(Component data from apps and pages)
# # # #

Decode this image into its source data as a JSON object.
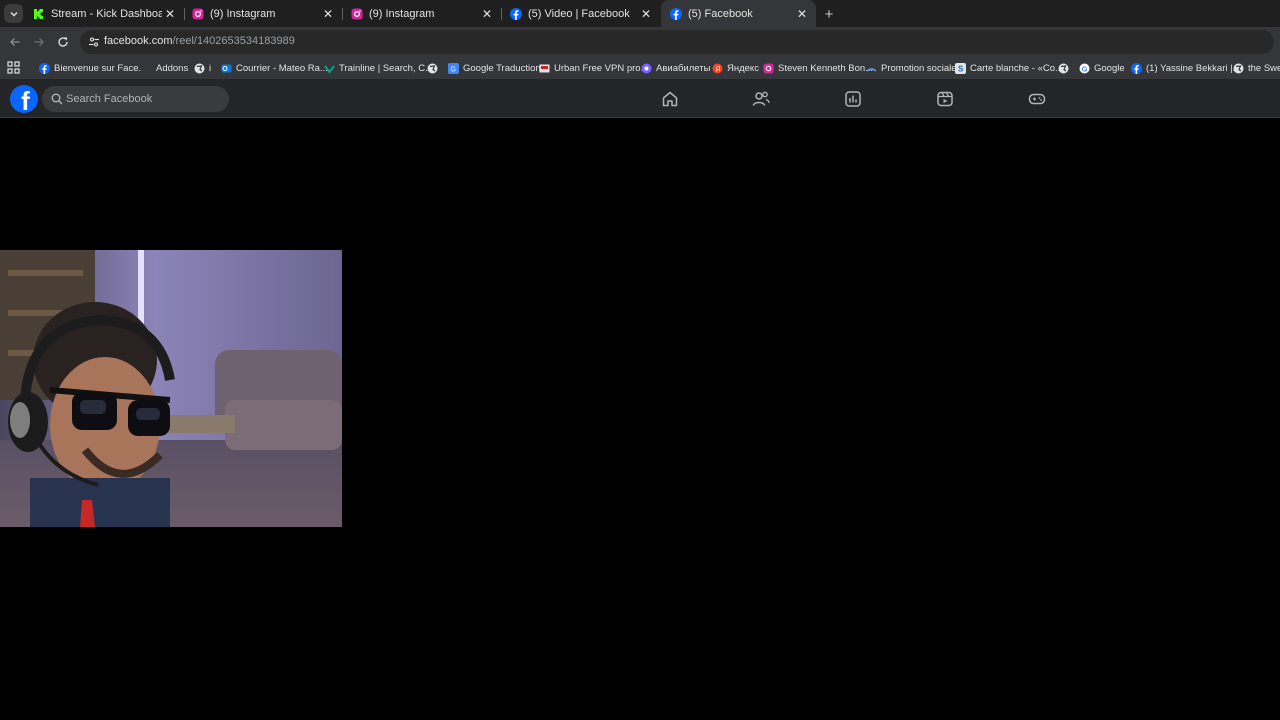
{
  "tabs": [
    {
      "title": "Stream - Kick Dashboard",
      "icon": "kick-icon",
      "active": false
    },
    {
      "title": "(9) Instagram",
      "icon": "instagram-icon",
      "active": false
    },
    {
      "title": "(9) Instagram",
      "icon": "instagram-icon",
      "active": false
    },
    {
      "title": "(5) Video | Facebook",
      "icon": "facebook-icon",
      "active": false
    },
    {
      "title": "(5) Facebook",
      "icon": "facebook-icon",
      "active": true
    }
  ],
  "address_bar": {
    "host": "facebook.com",
    "path": "/reel/1402653534183989"
  },
  "bookmarks": [
    {
      "label": "Bienvenue sur Face...",
      "icon": "facebook-icon"
    },
    {
      "label": "Addons",
      "icon": "addons-icon"
    },
    {
      "label": "i",
      "icon": "globe-icon"
    },
    {
      "label": "Courrier - Mateo Ra...",
      "icon": "outlook-icon"
    },
    {
      "label": "Trainline | Search, C...",
      "icon": "trainline-icon"
    },
    {
      "label": "",
      "icon": "globe-icon"
    },
    {
      "label": "Google Traduction",
      "icon": "google-translate-icon"
    },
    {
      "label": "Urban Free VPN pro...",
      "icon": "vpn-icon"
    },
    {
      "label": "Авиабилеты",
      "icon": "aviasales-icon"
    },
    {
      "label": "Яндекс",
      "icon": "yandex-icon"
    },
    {
      "label": "Steven Kenneth Bon...",
      "icon": "instagram-icon"
    },
    {
      "label": "Promotion sociale",
      "icon": "promo-icon"
    },
    {
      "label": "Carte blanche - «Co...",
      "icon": "s-icon"
    },
    {
      "label": "",
      "icon": "globe-icon"
    },
    {
      "label": "Google",
      "icon": "google-icon"
    },
    {
      "label": "(1) Yassine Bekkari |...",
      "icon": "facebook-icon"
    },
    {
      "label": "the Swed",
      "icon": "globe-icon"
    }
  ],
  "facebook": {
    "search_placeholder": "Search Facebook",
    "nav": [
      "home-icon",
      "friends-icon",
      "feeds-icon",
      "video-icon",
      "gaming-icon"
    ]
  },
  "colors": {
    "fb_blue": "#0866ff",
    "header_bg": "#242526",
    "tab_strip_bg": "#1f1f1f",
    "toolbar_bg": "#35363a"
  }
}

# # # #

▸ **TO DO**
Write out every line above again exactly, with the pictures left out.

▸ **PROBLEM SOLUTION**
Decode this image into its source data as a JSON object.
{
  "tabs": [
    {
      "title": "Stream - Kick Dashboard",
      "icon": "kick-icon",
      "active": false
    },
    {
      "title": "(9) Instagram",
      "icon": "instagram-icon",
      "active": false
    },
    {
      "title": "(9) Instagram",
      "icon": "instagram-icon",
      "active": false
    },
    {
      "title": "(5) Video | Facebook",
      "icon": "facebook-icon",
      "active": false
    },
    {
      "title": "(5) Facebook",
      "icon": "facebook-icon",
      "active": true
    }
  ],
  "address_bar": {
    "host": "facebook.com",
    "path": "/reel/1402653534183989"
  },
  "bookmarks": [
    {
      "label": "Bienvenue sur Face...",
      "icon": "facebook-icon"
    },
    {
      "label": "Addons",
      "icon": "addons-icon"
    },
    {
      "label": "i",
      "icon": "globe-icon"
    },
    {
      "label": "Courrier - Mateo Ra...",
      "icon": "outlook-icon"
    },
    {
      "label": "Trainline | Search, C...",
      "icon": "trainline-icon"
    },
    {
      "label": "",
      "icon": "globe-icon"
    },
    {
      "label": "Google Traduction",
      "icon": "google-translate-icon"
    },
    {
      "label": "Urban Free VPN pro...",
      "icon": "vpn-icon"
    },
    {
      "label": "Авиабилеты",
      "icon": "aviasales-icon"
    },
    {
      "label": "Яндекс",
      "icon": "yandex-icon"
    },
    {
      "label": "Steven Kenneth Bon...",
      "icon": "instagram-icon"
    },
    {
      "label": "Promotion sociale",
      "icon": "promo-icon"
    },
    {
      "label": "Carte blanche - «Co...",
      "icon": "s-icon"
    },
    {
      "label": "",
      "icon": "globe-icon"
    },
    {
      "label": "Google",
      "icon": "google-icon"
    },
    {
      "label": "(1) Yassine Bekkari |...",
      "icon": "facebook-icon"
    },
    {
      "label": "the Swed",
      "icon": "globe-icon"
    }
  ],
  "facebook": {
    "search_placeholder": "Search Facebook",
    "nav": [
      "home-icon",
      "friends-icon",
      "feeds-icon",
      "video-icon",
      "gaming-icon"
    ]
  },
  "colors": {
    "fb_blue": "#0866ff",
    "header_bg": "#242526",
    "tab_strip_bg": "#1f1f1f",
    "toolbar_bg": "#35363a"
  }
}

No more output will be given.